Our burghers as well as our artillery allowed the enemy to advance unmolested to a range of about 1,500 yards with their guns, and having allowed the infantry to approach to approximately 500 yards, they suddenly unleashed a heavy fire. The enemy had orders to cross the river at this point, and although they stormed repeatedly, the fire of our burghers and artillery was so well directed and had such good effect that only a captain, two lieutenants and a few men were able to reach the river bank. Here the enemy suffered a tremendous loss in dead and wounded.
General Botha’s Official Report
General Hart described what happened to his men at this moment as follows:
The infantry had advanced only a little way, when a tremendous rifle fire was poured into us from our front, and a considerable rifle fire from our left front. There was no smoke and not a sign of the enemy himself, or even a horse, but the streaks of dust as the Boer bullets showered in, grazing the ground, plainly showed where they were, by a process of interpolation. The infantry lay down flat.

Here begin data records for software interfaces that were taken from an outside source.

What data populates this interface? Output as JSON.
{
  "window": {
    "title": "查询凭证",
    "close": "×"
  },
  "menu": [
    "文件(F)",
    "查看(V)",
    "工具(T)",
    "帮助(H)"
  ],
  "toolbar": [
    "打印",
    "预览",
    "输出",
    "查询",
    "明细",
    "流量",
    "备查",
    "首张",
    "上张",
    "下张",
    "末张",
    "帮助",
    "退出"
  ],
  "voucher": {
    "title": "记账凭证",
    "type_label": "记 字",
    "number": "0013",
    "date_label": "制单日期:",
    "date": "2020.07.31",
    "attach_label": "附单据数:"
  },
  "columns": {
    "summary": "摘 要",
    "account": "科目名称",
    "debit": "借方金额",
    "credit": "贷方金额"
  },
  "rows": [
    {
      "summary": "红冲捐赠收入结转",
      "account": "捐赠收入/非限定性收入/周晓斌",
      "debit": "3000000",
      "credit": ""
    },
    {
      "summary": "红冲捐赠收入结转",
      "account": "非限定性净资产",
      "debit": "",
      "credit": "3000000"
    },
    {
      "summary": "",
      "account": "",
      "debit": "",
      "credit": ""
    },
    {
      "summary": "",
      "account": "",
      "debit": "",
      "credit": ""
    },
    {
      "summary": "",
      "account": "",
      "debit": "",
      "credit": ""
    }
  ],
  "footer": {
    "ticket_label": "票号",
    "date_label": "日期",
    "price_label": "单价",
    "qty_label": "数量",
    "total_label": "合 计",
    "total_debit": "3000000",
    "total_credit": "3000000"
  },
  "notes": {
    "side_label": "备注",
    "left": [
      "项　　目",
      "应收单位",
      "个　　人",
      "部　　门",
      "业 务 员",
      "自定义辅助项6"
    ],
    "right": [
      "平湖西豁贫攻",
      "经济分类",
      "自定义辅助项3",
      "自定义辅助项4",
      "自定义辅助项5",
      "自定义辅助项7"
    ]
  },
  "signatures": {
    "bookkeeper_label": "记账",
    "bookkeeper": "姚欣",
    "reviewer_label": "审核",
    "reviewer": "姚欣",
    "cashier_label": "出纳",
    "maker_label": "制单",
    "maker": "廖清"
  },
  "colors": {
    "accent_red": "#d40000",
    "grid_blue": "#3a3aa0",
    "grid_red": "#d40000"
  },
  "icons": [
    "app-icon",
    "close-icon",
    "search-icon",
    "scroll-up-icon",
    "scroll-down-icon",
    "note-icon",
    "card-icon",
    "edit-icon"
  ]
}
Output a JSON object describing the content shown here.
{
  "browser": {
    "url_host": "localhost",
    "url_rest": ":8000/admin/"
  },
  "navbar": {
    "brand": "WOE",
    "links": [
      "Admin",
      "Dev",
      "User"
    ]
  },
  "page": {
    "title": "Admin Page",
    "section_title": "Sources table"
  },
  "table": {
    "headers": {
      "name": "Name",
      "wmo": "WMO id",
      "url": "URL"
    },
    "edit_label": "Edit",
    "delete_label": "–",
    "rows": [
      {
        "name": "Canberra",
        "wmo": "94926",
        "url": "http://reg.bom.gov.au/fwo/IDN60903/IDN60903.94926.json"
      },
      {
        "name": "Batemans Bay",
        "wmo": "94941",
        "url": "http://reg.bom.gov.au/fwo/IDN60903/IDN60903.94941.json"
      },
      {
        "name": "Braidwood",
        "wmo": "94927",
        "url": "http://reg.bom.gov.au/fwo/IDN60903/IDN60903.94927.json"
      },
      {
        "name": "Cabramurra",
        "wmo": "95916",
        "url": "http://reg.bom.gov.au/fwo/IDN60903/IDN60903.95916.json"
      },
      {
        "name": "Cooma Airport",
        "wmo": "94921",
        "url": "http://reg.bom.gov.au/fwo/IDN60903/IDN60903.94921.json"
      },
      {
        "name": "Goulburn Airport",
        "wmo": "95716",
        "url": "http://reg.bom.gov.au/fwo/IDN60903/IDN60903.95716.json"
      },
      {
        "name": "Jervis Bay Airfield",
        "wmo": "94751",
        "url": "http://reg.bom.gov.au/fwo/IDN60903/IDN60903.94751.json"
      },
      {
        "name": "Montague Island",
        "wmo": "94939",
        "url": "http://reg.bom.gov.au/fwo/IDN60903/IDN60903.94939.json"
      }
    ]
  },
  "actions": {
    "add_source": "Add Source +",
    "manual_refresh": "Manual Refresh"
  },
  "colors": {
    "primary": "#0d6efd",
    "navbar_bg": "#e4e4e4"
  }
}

Fire was new to them…
I could see officers here and there urging on the advance; and all this was so far successful that a slow
advance was made. Here and there men with better nerves pushed on. There was no panic, and once when I said to a lot of men who were deaf to my commands to advance—
" If I give you a lead, if your General gives you a lead—will you come on? "
They answered quite cheerily with their brogues " We will, sir," and up they jumped and forward they went.
Time and experience are necessary to make men go well under fire.
LETTERS OF MAJ.-GEN. HART-SYNNOT
Of those men that did reach the Tugela many fell headlong into the river for along the bottom barbed wires had been stretched. Worse still, it was found that instead of being two feet deep, as was expected, it was eight feet; for the Boers had erected a dyke across the river a little lower down, and had dammed the water back.
Hart was criticised afterwards for preventing any effort to take cover or move the attack out of the loop towards the correct crossing point at Bridle Drift, keeping his dwindling brigade in the loop for the rest of the day. He accordingly achieved nothing except heavy losses and a damaging blow to his men’s morale. Eventually orders reached him to retire and with some effort this was done under cover of the guns. The Brigade played no further part in the battle. Casualties as reported by Hart amounted to some 25 officers and 528 men, total 553, killed, wounded and missing.
An experienced Officer his conduct this day was such to indicate that bravery and a rigid adherence to orders in the face of well armed and dug in riflemen was not enough and could only lead to disaster. However he was in some respects a victim of circumstance as he had followed his orders to the letter and had acted honourably given the situation he found himself in.
Elsewhere the battle was also a bloody fiasco for the British as the Boers poured a deadly fire into the advancing ranks and eventually Buller called a Retreat, which was as ineptly handled. The British Army lost 1,167 men killed, wounded and captured while the Boers lost but a few score men. Over half the casualties were incurred by the Irish Brigade!
The British High Command had become used to fighting native armies that were poorly armed and unused to being under fire. The Boers however were Europeans well used to handling guns and the application of marksmanship. That plus their adept use of cover allowed them to dominate the battlefield and put a stop to all attempts by the British to storm their positions.
Buller was soon relieved of his position and replaced by Anglo-Irish General Lord Roberts whose only son, Lieutenant Freddie Roberts VC, had been killed in the battle bravely trying to rescue the guns from capture by the Boers – an action in which General Buller himself had put it to him to partake in!